Ihedigbo: 'It's all about continuing to fight'

592680.jpg

Ihedigbo: 'It's all about continuing to fight'

FOXBORO -- Surprisingly, injured cornerback Devin McCourty returned to Patriots practice on Saturday, after missing the entire week with a shoulder injury that he suffered in Sunday night's win over the New York Jets.

The practice was a "sweats and shells" session, and while the media was only allowed to watch the opening minutes, it's unknown as to how much contact McCourty made.

If the reports are true that McCourty separated his shoulder on Sunday, it may be unrealistic to think that he'd be able to make a complete return this soon.

If he's not available for Monday night's game at Gillette Stadium against the Kansas City Chiefs, then the Patriots know it's just another opportunity for someone else to step up and make a name for themselves.

"Like it's been all year, guys have to seize the opportunity," said Patriots safety James Ihedigbo on Saturday. "McCourty's a phenomenal player, and whatever the case is -- I can't speak for someone else -- but if he's up, if he's playing, he's going to be flying around and making plays. If a guy has to step up, then a guy has to step up. That's how it is in this league."

Regardless of how ready McCourty may or may not be, just seeing him back on the field so soon on Saturday, was motivating to the rest of the team, who may also be a little banged up.

"This time of year, it's all about continuing to fight," said Ihedigbo. "Everyone in the league is battling something this time of year. So you really look up to guys who can fight through certain injuries or whatever it may be, to be on the field playing. So definitely, you have to look up to those guys and say, 'You know what, I've got to pick it up even more, when a guy like that's battling.'"

Report: Aroldis Chapman, Yankees reach deal for $86M, 5 years

yankees-aroldis-chapman.jpg

Report: Aroldis Chapman, Yankees reach deal for $86M, 5 years

OXON HILL, Md. - Aroldis Chapman found a spot in a most familiar bullpen - a very rich spot, too.

The hard-throwing closer reached agreement to return to the New York Yankees on Wednesday night with the highest-priced contract ever for a relief pitcher, an $86 million deal for five years.

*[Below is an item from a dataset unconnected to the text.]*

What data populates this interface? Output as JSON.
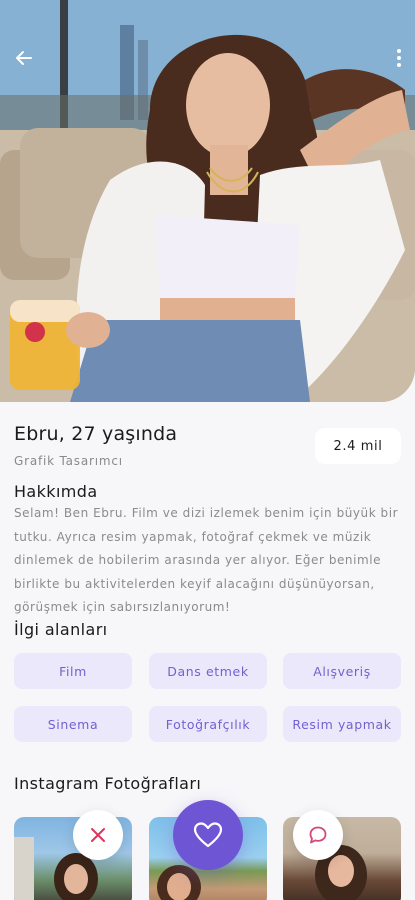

A person familiar with the negotiations told The Associated Press that the contract was pending a physical. The person spoke on condition of anonymity because the deal was not yet complete.

Once it's done, the 28-year-old lefty whose fastballs routinely top 100 mph would shatter the previous richest contract for a reliever - that was the $62 million, four-year deal Mark Melancon signed with San Francisco just a couple days ago during the winter meetings.

Chapman was acquired by New York from the Cincinnati Reds last offseason, then missed the first 29 games of the season due to a domestic violence suspension from Major League Baseball. The Cuban was traded to the Chicago Cubs in late July and helped them win the World Series, becoming a free agent when it was over.

Chapman went 4-1 with 36 saves and a 1.55 ERA in a combined 59 games for the Yankees and Cubs. He struggled some in the postseason as the Cubs beat Cleveland for their first championship since 1908.

With the Yankees this season, Chapman teamed with Andrew Miller and Dellin Betances in one of the most dominant bullpens in baseball history. Miller was later traded to Cleveland, but Betances is still with New York.

Earlier this week, Yankees general manager Brian Cashman said the team was interested in both Chapman and fellow free agent closer Kenley Jansen. The Yankees had already made one deal at these meetings, signing slugger Matt Holliday, before paying a lot more to bring Chapman back to the Bronx.

Fox Sports first reported the agreement.